Write out every entry exactly as it appears.

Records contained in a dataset
========
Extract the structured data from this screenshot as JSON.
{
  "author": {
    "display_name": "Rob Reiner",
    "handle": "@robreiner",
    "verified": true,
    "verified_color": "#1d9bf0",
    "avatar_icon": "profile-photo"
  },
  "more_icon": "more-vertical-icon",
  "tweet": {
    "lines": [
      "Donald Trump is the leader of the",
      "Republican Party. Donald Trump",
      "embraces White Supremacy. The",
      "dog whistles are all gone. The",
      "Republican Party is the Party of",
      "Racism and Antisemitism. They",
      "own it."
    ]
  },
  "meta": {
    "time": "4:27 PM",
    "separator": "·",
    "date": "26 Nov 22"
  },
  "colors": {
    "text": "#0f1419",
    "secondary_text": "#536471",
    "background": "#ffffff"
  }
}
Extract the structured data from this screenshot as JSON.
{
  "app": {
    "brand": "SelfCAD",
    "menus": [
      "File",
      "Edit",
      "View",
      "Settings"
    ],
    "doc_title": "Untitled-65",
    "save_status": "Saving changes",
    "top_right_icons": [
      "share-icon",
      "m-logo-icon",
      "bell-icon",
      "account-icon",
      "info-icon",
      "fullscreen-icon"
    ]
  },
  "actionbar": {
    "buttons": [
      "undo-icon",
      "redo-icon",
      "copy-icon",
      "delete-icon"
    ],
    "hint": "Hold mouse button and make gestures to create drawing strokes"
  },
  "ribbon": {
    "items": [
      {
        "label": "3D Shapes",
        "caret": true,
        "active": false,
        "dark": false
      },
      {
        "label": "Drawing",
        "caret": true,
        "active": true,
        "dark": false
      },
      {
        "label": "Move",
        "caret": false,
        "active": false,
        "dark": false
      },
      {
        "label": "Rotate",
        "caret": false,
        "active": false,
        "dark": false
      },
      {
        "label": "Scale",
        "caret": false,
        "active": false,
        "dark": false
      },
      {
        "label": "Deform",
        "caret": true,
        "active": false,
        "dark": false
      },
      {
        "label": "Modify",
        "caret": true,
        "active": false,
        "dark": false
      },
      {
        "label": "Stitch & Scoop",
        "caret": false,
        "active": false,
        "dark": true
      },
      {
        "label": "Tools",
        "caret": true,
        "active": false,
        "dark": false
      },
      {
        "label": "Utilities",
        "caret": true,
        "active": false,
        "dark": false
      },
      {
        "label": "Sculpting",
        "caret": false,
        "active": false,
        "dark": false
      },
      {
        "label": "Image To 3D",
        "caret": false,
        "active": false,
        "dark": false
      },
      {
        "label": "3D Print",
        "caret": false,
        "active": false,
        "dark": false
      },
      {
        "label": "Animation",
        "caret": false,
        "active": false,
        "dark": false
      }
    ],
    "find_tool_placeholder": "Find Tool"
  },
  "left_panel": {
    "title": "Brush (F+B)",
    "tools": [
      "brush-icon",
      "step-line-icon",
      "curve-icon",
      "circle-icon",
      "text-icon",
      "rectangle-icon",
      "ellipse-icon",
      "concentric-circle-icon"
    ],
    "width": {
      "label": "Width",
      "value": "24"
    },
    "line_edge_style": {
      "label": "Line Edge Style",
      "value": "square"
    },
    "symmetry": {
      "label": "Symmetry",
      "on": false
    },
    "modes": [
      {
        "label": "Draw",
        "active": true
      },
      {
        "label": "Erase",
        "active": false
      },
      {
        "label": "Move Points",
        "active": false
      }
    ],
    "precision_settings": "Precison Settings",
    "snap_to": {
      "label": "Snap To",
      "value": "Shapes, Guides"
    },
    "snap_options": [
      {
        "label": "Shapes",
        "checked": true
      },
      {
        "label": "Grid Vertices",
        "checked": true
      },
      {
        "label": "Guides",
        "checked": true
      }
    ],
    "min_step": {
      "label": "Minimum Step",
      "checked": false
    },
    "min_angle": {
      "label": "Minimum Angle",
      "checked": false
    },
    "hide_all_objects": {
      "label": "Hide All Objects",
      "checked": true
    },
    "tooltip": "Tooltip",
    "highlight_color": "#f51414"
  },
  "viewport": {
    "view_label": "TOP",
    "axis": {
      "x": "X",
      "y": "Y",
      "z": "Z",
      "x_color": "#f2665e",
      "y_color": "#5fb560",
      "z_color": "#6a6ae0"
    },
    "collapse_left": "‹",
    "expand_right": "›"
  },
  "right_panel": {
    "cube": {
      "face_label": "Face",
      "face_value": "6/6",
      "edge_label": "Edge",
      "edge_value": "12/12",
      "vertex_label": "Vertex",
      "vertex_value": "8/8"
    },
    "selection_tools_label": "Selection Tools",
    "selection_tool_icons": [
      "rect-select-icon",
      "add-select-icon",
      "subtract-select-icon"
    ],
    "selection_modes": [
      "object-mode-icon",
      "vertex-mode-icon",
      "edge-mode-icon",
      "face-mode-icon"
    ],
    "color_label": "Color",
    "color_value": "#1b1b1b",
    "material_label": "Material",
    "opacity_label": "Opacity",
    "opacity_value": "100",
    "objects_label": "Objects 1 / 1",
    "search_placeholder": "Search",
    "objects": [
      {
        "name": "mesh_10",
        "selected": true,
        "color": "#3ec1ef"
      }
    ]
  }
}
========
Completed exercise:
Extract the structured data from this screenshot as JSON.
{
  "author": {
    "display_name": "Rob Reiner",
    "handle": "@robreiner",
    "verified": true,
    "verified_color": "#1d9bf0",
    "avatar_icon": "profile-photo"
  },
  "more_icon": "more-vertical-icon",
  "tweet": {
    "lines": [
      "Donald Trump is the leader of the",
      "Republican Party. Donald Trump",
      "embraces White Supremacy. The",
      "dog whistles are all gone. The",
      "Republican Party is the Party of",
      "Racism and Antisemitism. They",
      "own it."
    ]
  },
  "meta": {
    "time": "4:27 PM",
    "separator": "·",
    "date": "26 Nov 22"
  },
  "colors": {
    "text": "#0f1419",
    "secondary_text": "#536471",
    "background": "#ffffff"
  }
}
Extract the structured data from this screenshot as JSON.
{
  "app": {
    "brand": "SelfCAD",
    "menus": [
      "File",
      "Edit",
      "View",
      "Settings"
    ],
    "doc_title": "Untitled-65",
    "save_status": "Saving changes",
    "top_right_icons": [
      "share-icon",
      "m-logo-icon",
      "bell-icon",
      "account-icon",
      "info-icon",
      "fullscreen-icon"
    ]
  },
  "actionbar": {
    "buttons": [
      "undo-icon",
      "redo-icon",
      "copy-icon",
      "delete-icon"
    ],
    "hint": "Hold mouse button and make gestures to create drawing strokes"
  },
  "ribbon": {
    "items": [
      {
        "label": "3D Shapes",
        "caret": true,
        "active": false,
        "dark": false
      },
      {
        "label": "Drawing",
        "caret": true,
        "active": true,
        "dark": false
      },
      {
        "label": "Move",
        "caret": false,
        "active": false,
        "dark": false
      },
      {
        "label": "Rotate",
        "caret": false,
        "active": false,
        "dark": false
      },
      {
        "label": "Scale",
        "caret": false,
        "active": false,
        "dark": false
      },
      {
        "label": "Deform",
        "caret": true,
        "active": false,
        "dark": false
      },
      {
        "label": "Modify",
        "caret": true,
        "active": false,
        "dark": false
      },
      {
        "label": "Stitch & Scoop",
        "caret": false,
        "active": false,
        "dark": true
      },
      {
        "label": "Tools",
        "caret": true,
        "active": false,
        "dark": false
      },
      {
        "label": "Utilities",
        "caret": true,
        "active": false,
        "dark": false
      },
      {
        "label": "Sculpting",
        "caret": false,
        "active": false,
        "dark": false
      },
      {
        "label": "Image To 3D",
        "caret": false,
        "active": false,
        "dark": false
      },
      {
        "label": "3D Print",
        "caret": false,
        "active": false,
        "dark": false
      },
      {
        "label": "Animation",
        "caret": false,
        "active": false,
        "dark": false
      }
    ],
    "find_tool_placeholder": "Find Tool"
  },
  "left_panel": {
    "title": "Brush (F+B)",
    "tools": [
      "brush-icon",
      "step-line-icon",
      "curve-icon",
      "circle-icon",
      "text-icon",
      "rectangle-icon",
      "ellipse-icon",
      "concentric-circle-icon"
    ],
    "width": {
      "label": "Width",
      "value": "24"
    },
    "line_edge_style": {
      "label": "Line Edge Style",
      "value": "square"
    },
    "symmetry": {
      "label": "Symmetry",
      "on": false
    },
    "modes": [
      {
        "label": "Draw",
        "active": true
      },
      {
        "label": "Erase",
        "active": false
      },
      {
        "label": "Move Points",
        "active": false
      }
    ],
    "precision_settings": "Precison Settings",
    "snap_to": {
      "label": "Snap To",
      "value": "Shapes, Guides"
    },
    "snap_options": [
      {
        "label": "Shapes",
        "checked": true
      },
      {
        "label": "Grid Vertices",
        "checked": true
      },
      {
        "label": "Guides",
        "checked": true
      }
    ],
    "min_step": {
      "label": "Minimum Step",
      "checked": false
    },
    "min_angle": {
      "label": "Minimum Angle",
      "checked": false
    },
    "hide_all_objects": {
      "label": "Hide All Objects",
      "checked": true
    },
    "tooltip": "Tooltip",
    "highlight_color": "#f51414"
  },
  "viewport": {
    "view_label": "TOP",
    "axis": {
      "x": "X",
      "y": "Y",
      "z": "Z",
      "x_color": "#f2665e",
      "y_color": "#5fb560",
      "z_color": "#6a6ae0"
    },
    "collapse_left": "‹",
    "expand_right": "›"
  },
  "right_panel": {
    "cube": {
      "face_label": "Face",
      "face_value": "6/6",
      "edge_label": "Edge",
      "edge_value": "12/12",
      "vertex_label": "Vertex",
      "vertex_value": "8/8"
    },
    "selection_tools_label": "Selection Tools",
    "selection_tool_icons": [
      "rect-select-icon",
      "add-select-icon",
      "subtract-select-icon"
    ],
    "selection_modes": [
      "object-mode-icon",
      "vertex-mode-icon",
      "edge-mode-icon",
      "face-mode-icon"
    ],
    "color_label": "Color",
    "color_value": "#1b1b1b",
    "material_label": "Material",
    "opacity_label": "Opacity",
    "opacity_value": "100",
    "objects_label": "Objects 1 / 1",
    "search_placeholder": "Search",
    "objects": [
      {
        "name": "mesh_10",
        "selected": true,
        "color": "#3ec1ef"
      }
    ]
  }
}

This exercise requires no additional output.